Steve Spangler, a science editor for a Colorado TV station and a toy maker on the side, this week demonstrated his "Geyser Tube" at the. His toy is a plastic tube that can hold nine Mentos candies. A pin holds the candy in place while the tube is screwed to the top of the soda bottle. The opposite end is a narrow opening that acts like a nozzle.
A string is attached to the pin and when pulled, the Mentos plop to the bottom of the bottle, triggering the reaction. The Geyser Tube retails for $4.95 and can be purchased online at Stevespanglerscience.com.
Spangler said he started performing the experiment on TV more than a decade ago--long before it showed up on YouTube. But he acknowledgeswon't hurt business.
"We don't have any relationship with YouTube" or the makers of the video, Spangler said. "But I couldn't be happier for those guys. Science is for everybody."
What causes the geyser effect with sodas is the subject of much debate, Spangler said. He believes it's a physical reaction that occurs when carbon dioxide bubbles form in the microscopic cracks and crannies found on the Mentos.
Here are some of Spangler's tips: Always use diet sodas because they aren't sticky. The reaction also works with Life Savers candy but not as well because they're too light.

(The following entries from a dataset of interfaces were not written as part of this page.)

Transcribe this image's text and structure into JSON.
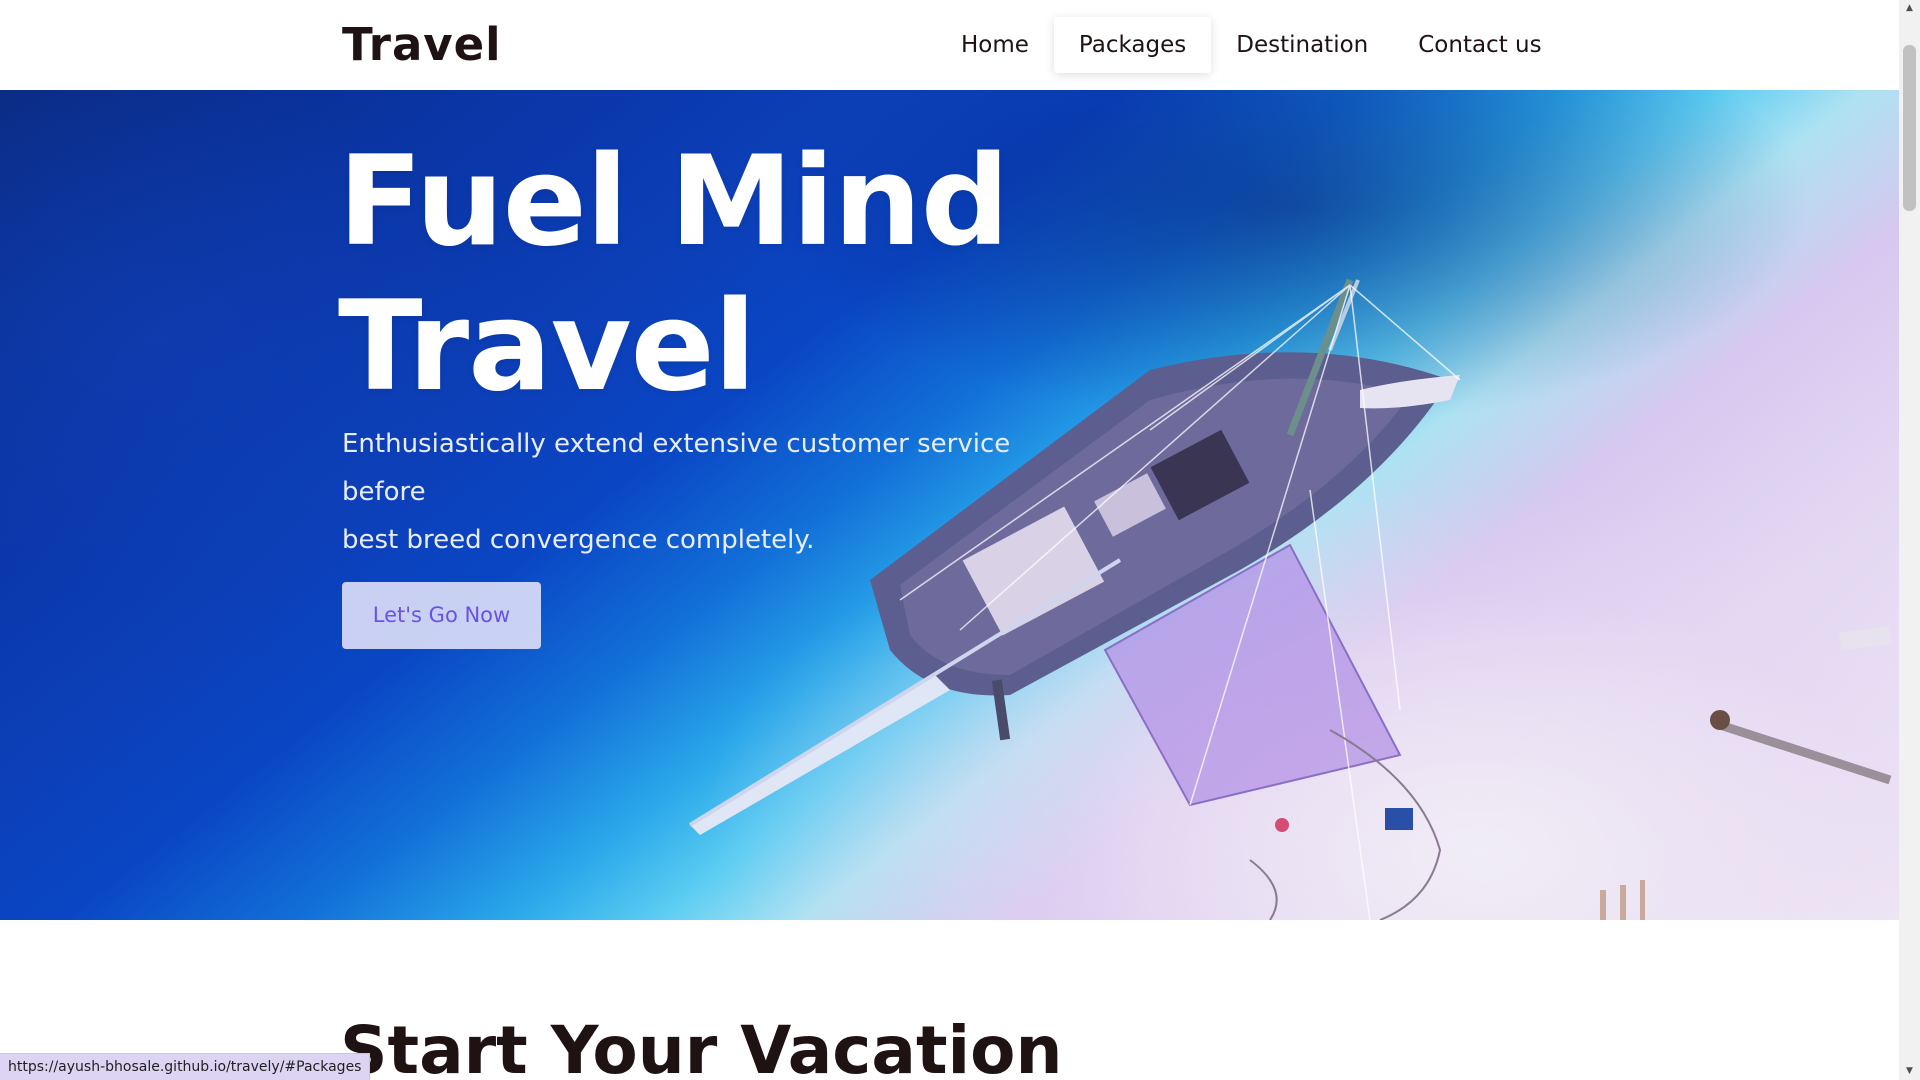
{
  "header": {
    "logo": "Travel",
    "nav": [
      {
        "label": "Home"
      },
      {
        "label": "Packages",
        "active": true
      },
      {
        "label": "Destination"
      },
      {
        "label": "Contact us"
      }
    ]
  },
  "hero": {
    "title_line1": "Fuel Mind",
    "title_line2": "Travel",
    "subtitle_line1": "Enthusiastically extend extensive customer service before",
    "subtitle_line2": "best breed convergence completely.",
    "cta_label": "Let's Go Now",
    "image": "aerial-boat-on-beach"
  },
  "section": {
    "title": "Start Your Vacation"
  },
  "status_bar": {
    "url": "https://ayush-bhosale.github.io/travely/#Packages"
  },
  "colors": {
    "text_dark": "#1f1213",
    "cta_text": "#6a52e6",
    "cta_bg": "#dee0f8",
    "ocean_deep": "#0a36a8",
    "sand": "#e2d6f2"
  }
}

Mentos' weight makes them sink to the bottom, which forces more of the soda out of the container.
And most importantly, after pulling the string, don't forget to run.